By 4 a.m., someone had scrawled a message on a whiteboard dotted with listings for tutors: “Countdown 4 hours!”
Some didn’t make it—“I think we lost a lot more teams than we usually do,” Merrill said—but by mid-morning Saturday, 30 teams of two to four people had made one-minute slam demonstrations of their completed projects, roughly half beginners and half advanced.
Judged by America Chambers, a Pomona visiting assistant professor of computer science, and representatives of some of the sponsoring tech companies—this could be the new model of campus recruiting—the entries included efforts such as 5Cribs and the Cyborg Dorm Chooser, designed to help students pick the best dormitory rooms or suites for them.

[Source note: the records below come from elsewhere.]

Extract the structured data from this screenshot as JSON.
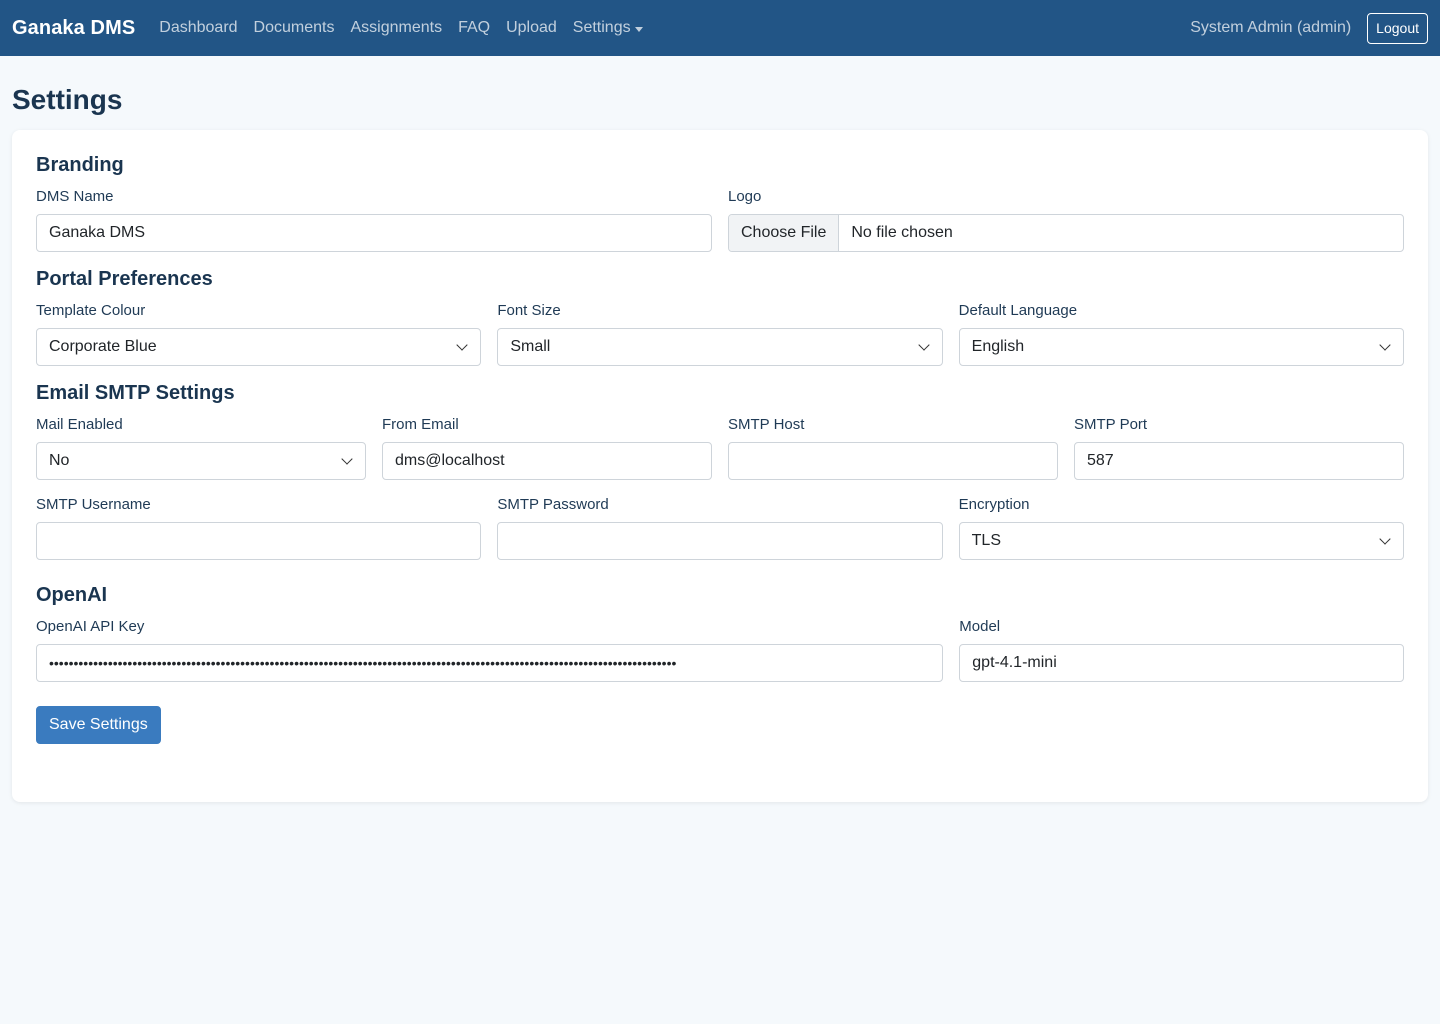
{
  "navbar": {
    "brand": "Ganaka DMS",
    "links": [
      "Dashboard",
      "Documents",
      "Assignments",
      "FAQ",
      "Upload"
    ],
    "settings_label": "Settings",
    "user": "System Admin (admin)",
    "logout": "Logout"
  },
  "page": {
    "title": "Settings"
  },
  "branding": {
    "title": "Branding",
    "dms_name_label": "DMS Name",
    "dms_name_value": "Ganaka DMS",
    "logo_label": "Logo",
    "choose_file": "Choose File",
    "no_file": "No file chosen"
  },
  "portal": {
    "title": "Portal Preferences",
    "template_label": "Template Colour",
    "template_value": "Corporate Blue",
    "font_label": "Font Size",
    "font_value": "Small",
    "lang_label": "Default Language",
    "lang_value": "English"
  },
  "smtp": {
    "title": "Email SMTP Settings",
    "mail_enabled_label": "Mail Enabled",
    "mail_enabled_value": "No",
    "from_label": "From Email",
    "from_value": "dms@localhost",
    "host_label": "SMTP Host",
    "host_value": "",
    "port_label": "SMTP Port",
    "port_value": "587",
    "username_label": "SMTP Username",
    "username_value": "",
    "password_label": "SMTP Password",
    "password_value": "",
    "encryption_label": "Encryption",
    "encryption_value": "TLS"
  },
  "openai": {
    "title": "OpenAI",
    "key_label": "OpenAI API Key",
    "key_masked": "••••••••••••••••••••••••••••••••••••••••••••••••••••••••••••••••••••••••••••••••••••••••••••••••••••••••••••••••••••••••••••••••",
    "model_label": "Model",
    "model_value": "gpt-4.1-mini"
  },
  "actions": {
    "save": "Save Settings"
  },
  "colors": {
    "navbar": "#225586",
    "primary": "#3a7bbf",
    "heading": "#1a3550"
  }
}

There was a Craigslist-type site exclusively for The Claremont Colleges and an app to help recreational athletes find a pickup game on campus. One called Expression uses a webcam and face recognition to automatically select music that seems to fit the user’s mood. Another named Echo was a message-in-a-bottle app that allows people to leave audio messages for strangers that can only be heard when the person is standing near the same spot.
The Drinx app suggests cocktail combinations based on what ingredients are in the fridge. But the winning advanced project—sense a theme here?—was the Shotbot, a boxlike robot controlled by a Siri hack that makes mixed drinks automatically. Nonalcoholic, for demonstration purposes.
“Siri loves to serve drinks,” the familiar voice said after taking an order.
“We definitely used it at parties the next few weeks,” said Sean Adler, Claremont McKenna ’14, who built the project, using Arduino, Python, iOS and Node.js, along with three other Claremont McKenna computer science students—brothers Joe and Chad Newbry, both ’14, and Remy Guercio ’16. Their prize? Each team member received an iPad2.
The winners in the beginners’ division, Matt Dahl, Patrick Shao, Ziqi Xiong and John Kim—all Pomona ’17—won Kindle Fires for their project, a “confessions” site similar to other popular sites that allow people to post anonymous secrets or desires. The Pomona students added several features—systems for sorting posts, marking favorites and for hiding offensive content, often a concern on confessions sites.
The next 5C Hackathon will be in the fall, but with Merrill’s graduation in May—she was working for the nonprofit Girls Who Code in San Francisco during the summer before starting at Google in Seattle in late September—the three founders have left Pomona. Andy Russell ’15, Aloke Desai ’16 and Ryan Luo ’16, all of whom helped organize and competed in the spring hackathon, will return to stage more all-night programming binges, the tradition now entrenched.
Russell, his night of coding done, walked out into the quiet of an early Saturday morning, unable to make it to the presentations. He had a Frisbee tournament at 8.